What we expected, and it happened: The league was as competitive as can be. Looking at the league before the season, it was hard to feel safe about a lot of projections because it looked like there was a lot of evenness throughout the league.
What we expected, and it didn’t happen: Army was expected to contend, and their non-league performance was reason to believe they would. They won their last five games, including an overtime win at USC, to finish 9-2. But the Black Knights instead finished last, losing nine of their last ten games. A second division finish in this highly competitive league would not have been a shocker, but last place was.
What we didn’t expect, and it happened: Holy Cross was expected to contend, especially with the way they finished last season. A mid-season slump derailed them, along with injuries, and they just never really got going from there.
Team(s) on the rise: Lehigh. The Mountain Hawks had some growing pains early, but by the end of this season this team appeared to have an identity and players with clear roles. They should be among the favorites next season.
Team(s) on the decline: Holy Cross. Milan Brown had built up some momentum, and if not for injuries and a midseason slump, they might have kept it going this year. Now Bill Carmody comes in, and that’s a big change, plus the Crusaders will look a bit different personnel-wise.
2015-16 Patriot League Outlook
The Patriot League has been on a good run of late, and that should continue next season, though not without some challenges. Eight of the 15 all-league players return, only one of the top six scorers is gone, and the freshman class was good, but Paulsen’s departure is a hit to the league all the same.
As far as favorites go, the conversation has to begin with Lehigh and Bucknell. The Mountain Hawks grew up as the season went on and return the league’s Player of the Year and Rookie of the Year (and they are also the last two winners of the latter award), along with a nice supporting cast. The Bison have a coaching change, but Nathan Davis knows the landscape and inherits a deep team led by Chris Hass.
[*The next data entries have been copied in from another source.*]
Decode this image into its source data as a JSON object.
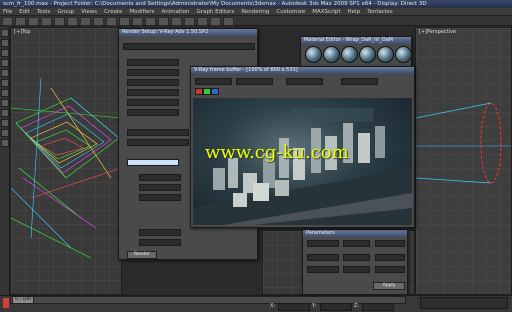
{
  "window": {
    "title": "scm_fr_100.max - Project Folder: C:\\Documents and Settings\\Administrator\\My Documents\\3dsmax - Autodesk 3ds Max 2009 SP1 x64 - Display: Direct 3D"
  },
  "menu": [
    "File",
    "Edit",
    "Tools",
    "Group",
    "Views",
    "Create",
    "Modifiers",
    "Animation",
    "Graph Editors",
    "Rendering",
    "Customize",
    "MAXScript",
    "Help",
    "Tentacles"
  ],
  "viewports": {
    "top_left_label": "[+]Top",
    "right_label": "[+]Perspective"
  },
  "dialogs": {
    "render_setup_title": "Render Setup: V-Ray Adv 1.50.SP2",
    "material_editor_title": "Material Editor - Wrap_DaR_nt_DaM",
    "frame_buffer_title": "V-Ray frame buffer - [100% of 800 x 533]",
    "frame_buffer_channel_label": "RGB color",
    "params_title": "Parameters",
    "render_button": "Render",
    "apply_button": "Apply"
  },
  "watermark": "www.cg-ku.com",
  "status": {
    "frame_counter": "0 / 100",
    "coords": [
      "X:",
      "Y:",
      "Z:"
    ]
  },
  "colors": {
    "vray_window_bg": "#1d2a33",
    "watermark": "#e8ff00"
  }
}
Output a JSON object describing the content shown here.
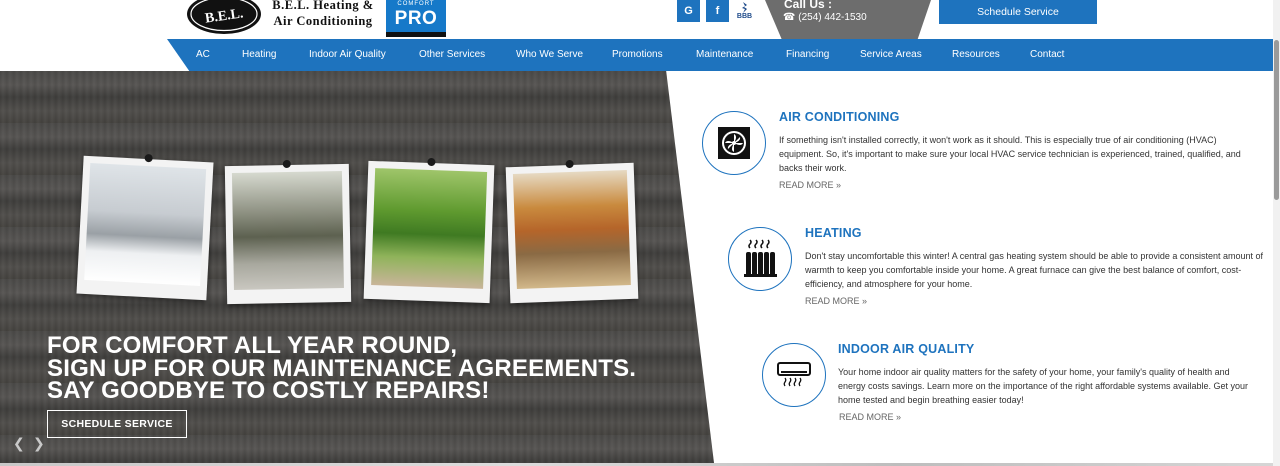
{
  "header": {
    "logo_bel_badge": "B.E.L.",
    "logo_bel_name": "B.E.L. Heating & Air Conditioning",
    "logo_pro_top": "COMFORT",
    "logo_pro_word": "PRO",
    "social": [
      {
        "icon": "google-icon",
        "glyph": "G"
      },
      {
        "icon": "facebook-icon",
        "glyph": "f"
      },
      {
        "icon": "bbb-icon",
        "glyph": "BBB"
      }
    ],
    "call_title": "Call Us :",
    "call_phone": "(254) 442-1530",
    "schedule_label": "Schedule Service"
  },
  "nav": {
    "items": [
      {
        "label": "AC"
      },
      {
        "label": "Heating"
      },
      {
        "label": "Indoor Air Quality"
      },
      {
        "label": "Other Services"
      },
      {
        "label": "Who We Serve"
      },
      {
        "label": "Promotions"
      },
      {
        "label": "Maintenance"
      },
      {
        "label": "Financing"
      },
      {
        "label": "Service Areas"
      },
      {
        "label": "Resources"
      },
      {
        "label": "Contact"
      }
    ]
  },
  "hero": {
    "headline_1": "FOR COMFORT ALL YEAR ROUND,",
    "headline_2": "SIGN UP FOR OUR MAINTENANCE AGREEMENTS.",
    "headline_3": "SAY GOODBYE TO COSTLY REPAIRS!",
    "button_label": "SCHEDULE SERVICE",
    "prev_glyph": "❮",
    "next_glyph": "❯"
  },
  "services": [
    {
      "icon": "fan-unit-icon",
      "title": "AIR CONDITIONING",
      "description": "If something isn't installed correctly, it won't work as it should. This is especially true of air conditioning (HVAC) equipment. So, it's important to make sure your local HVAC service technician is experienced, trained, qualified, and backs their work.",
      "more": "READ MORE »"
    },
    {
      "icon": "radiator-icon",
      "title": "HEATING",
      "description": "Don't stay uncomfortable this winter! A central gas heating system should be able to provide a consistent amount of warmth to keep you comfortable inside your home. A great furnace can give the best balance of comfort, cost-efficiency, and atmosphere for your home.",
      "more": "READ MORE »"
    },
    {
      "icon": "wall-unit-icon",
      "title": "INDOOR AIR QUALITY",
      "description": "Your home indoor air quality matters for the safety of your home, your family's quality of health and energy costs savings. Learn more on the importance of the right affordable systems available. Get your home tested and begin breathing easier today!",
      "more": "READ MORE »"
    }
  ],
  "colors": {
    "brand_blue": "#1e73be",
    "call_gray": "#6d6d6d"
  }
}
Lafayette and Colgate shouldn’t fall off the map. Both lose some key players, but return some as well, with the Leopards looking to have an edge between the two as one of the holdovers is tournament MVP Nick Lindner. Boston University and American will be interesting teams to watch, as the Terriers were a mixed bag this season playing without a true point guard while the Eagles lose a big piece with Pee Wee Gardner’s graduation and also lose John Schoof, though Jesse Reed seems ready to lead the way.
A wild card is Army, a team that still has good talent. Perhaps this past season will prove to be just a slump year, as they will be a very experienced team, and the growing pains of this season may turn into a big year next season.
Holy Cross will look different with a new coach and a different system. Loyola will be more experienced next season as they bring back two All-Rookie selections and could move up in the standings, while Navy loses key pieces.
In all, the league should have another hotly-contested race in 2015-16.